» **Problem to work on**:
Please copy every line from the records below that contains the string "shop".

» **Data under study**:
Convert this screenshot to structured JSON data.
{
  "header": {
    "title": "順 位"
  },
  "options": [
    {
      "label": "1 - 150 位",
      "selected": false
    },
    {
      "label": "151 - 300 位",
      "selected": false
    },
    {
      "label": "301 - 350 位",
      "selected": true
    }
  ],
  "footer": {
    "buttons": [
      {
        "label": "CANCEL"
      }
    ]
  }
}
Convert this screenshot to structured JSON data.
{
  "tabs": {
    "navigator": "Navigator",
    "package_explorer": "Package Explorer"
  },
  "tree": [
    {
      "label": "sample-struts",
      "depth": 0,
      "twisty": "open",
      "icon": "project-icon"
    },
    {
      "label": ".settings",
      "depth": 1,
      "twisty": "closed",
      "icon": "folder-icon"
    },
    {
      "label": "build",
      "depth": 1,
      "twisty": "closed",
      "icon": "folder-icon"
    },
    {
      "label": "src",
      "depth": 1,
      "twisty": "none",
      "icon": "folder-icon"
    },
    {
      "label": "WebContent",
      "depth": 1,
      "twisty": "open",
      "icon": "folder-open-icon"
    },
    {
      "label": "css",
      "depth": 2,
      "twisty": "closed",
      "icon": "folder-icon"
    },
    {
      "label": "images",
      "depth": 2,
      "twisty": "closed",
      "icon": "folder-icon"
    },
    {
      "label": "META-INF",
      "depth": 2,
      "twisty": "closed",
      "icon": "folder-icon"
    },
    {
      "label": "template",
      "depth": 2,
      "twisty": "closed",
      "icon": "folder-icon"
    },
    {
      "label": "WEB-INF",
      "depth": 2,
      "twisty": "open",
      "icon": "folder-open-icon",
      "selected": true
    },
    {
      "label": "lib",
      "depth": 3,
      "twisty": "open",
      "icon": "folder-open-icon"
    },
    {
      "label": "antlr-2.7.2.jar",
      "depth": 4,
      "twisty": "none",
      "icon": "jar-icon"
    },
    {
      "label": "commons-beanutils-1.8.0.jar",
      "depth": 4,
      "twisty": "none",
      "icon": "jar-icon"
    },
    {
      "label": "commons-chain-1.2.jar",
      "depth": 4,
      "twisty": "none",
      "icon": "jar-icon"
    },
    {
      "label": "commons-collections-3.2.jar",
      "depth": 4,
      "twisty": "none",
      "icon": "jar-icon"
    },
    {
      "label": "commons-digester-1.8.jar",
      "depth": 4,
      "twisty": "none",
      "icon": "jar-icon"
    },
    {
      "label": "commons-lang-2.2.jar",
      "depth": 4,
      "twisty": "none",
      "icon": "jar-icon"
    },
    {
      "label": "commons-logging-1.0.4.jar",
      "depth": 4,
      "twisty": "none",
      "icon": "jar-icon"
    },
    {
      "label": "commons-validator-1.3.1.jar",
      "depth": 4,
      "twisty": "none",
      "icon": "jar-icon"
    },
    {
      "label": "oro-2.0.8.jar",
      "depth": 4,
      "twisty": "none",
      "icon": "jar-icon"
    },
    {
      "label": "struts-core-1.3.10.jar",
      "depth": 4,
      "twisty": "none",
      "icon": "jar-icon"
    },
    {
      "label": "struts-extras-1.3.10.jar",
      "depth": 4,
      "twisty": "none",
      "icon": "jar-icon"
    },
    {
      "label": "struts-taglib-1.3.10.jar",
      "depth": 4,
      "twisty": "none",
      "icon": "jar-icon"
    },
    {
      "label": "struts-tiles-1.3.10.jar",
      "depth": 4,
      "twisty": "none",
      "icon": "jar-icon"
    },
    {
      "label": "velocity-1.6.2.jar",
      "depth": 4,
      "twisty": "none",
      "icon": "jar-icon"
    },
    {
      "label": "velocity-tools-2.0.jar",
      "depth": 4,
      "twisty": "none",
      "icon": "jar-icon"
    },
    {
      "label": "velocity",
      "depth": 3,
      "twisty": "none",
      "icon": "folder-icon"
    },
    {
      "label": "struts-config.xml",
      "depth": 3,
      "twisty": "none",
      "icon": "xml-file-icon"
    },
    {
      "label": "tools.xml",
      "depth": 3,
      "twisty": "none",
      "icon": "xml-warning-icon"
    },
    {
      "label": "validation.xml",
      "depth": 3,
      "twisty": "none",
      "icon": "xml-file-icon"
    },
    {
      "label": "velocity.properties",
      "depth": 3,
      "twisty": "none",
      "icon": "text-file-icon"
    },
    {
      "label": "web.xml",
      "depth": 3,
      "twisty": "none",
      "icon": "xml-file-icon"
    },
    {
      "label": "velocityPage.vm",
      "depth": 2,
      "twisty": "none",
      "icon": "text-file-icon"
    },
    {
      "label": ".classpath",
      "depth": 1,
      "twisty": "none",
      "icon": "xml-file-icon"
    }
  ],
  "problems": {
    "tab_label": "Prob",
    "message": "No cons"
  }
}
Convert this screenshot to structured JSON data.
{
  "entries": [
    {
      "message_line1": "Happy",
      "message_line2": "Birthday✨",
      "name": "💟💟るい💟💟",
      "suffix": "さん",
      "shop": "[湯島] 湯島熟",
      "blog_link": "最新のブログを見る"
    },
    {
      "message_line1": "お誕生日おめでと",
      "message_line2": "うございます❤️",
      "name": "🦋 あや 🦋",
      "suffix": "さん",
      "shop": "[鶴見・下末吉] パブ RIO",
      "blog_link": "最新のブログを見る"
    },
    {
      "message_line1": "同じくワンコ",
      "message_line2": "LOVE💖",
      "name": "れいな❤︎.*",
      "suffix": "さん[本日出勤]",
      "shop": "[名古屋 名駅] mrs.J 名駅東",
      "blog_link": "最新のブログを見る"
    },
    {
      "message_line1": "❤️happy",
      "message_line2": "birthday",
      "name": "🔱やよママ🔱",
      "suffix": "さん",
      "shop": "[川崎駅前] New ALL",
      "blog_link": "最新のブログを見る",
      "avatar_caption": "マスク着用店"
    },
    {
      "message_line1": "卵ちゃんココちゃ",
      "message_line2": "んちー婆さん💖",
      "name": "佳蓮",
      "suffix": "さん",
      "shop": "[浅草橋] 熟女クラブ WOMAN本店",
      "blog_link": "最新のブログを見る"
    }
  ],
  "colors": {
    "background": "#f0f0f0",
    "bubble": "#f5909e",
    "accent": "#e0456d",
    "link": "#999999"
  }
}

» **Answer space**:
      "shop": "[湯島] 湯島熟",
      "shop": "[鶴見・下末吉] パブ RIO",
      "shop": "[名古屋 名駅] mrs.J 名駅東",
      "shop": "[川崎駅前] New ALL",
      "shop": "[浅草橋] 熟女クラブ WOMAN本店",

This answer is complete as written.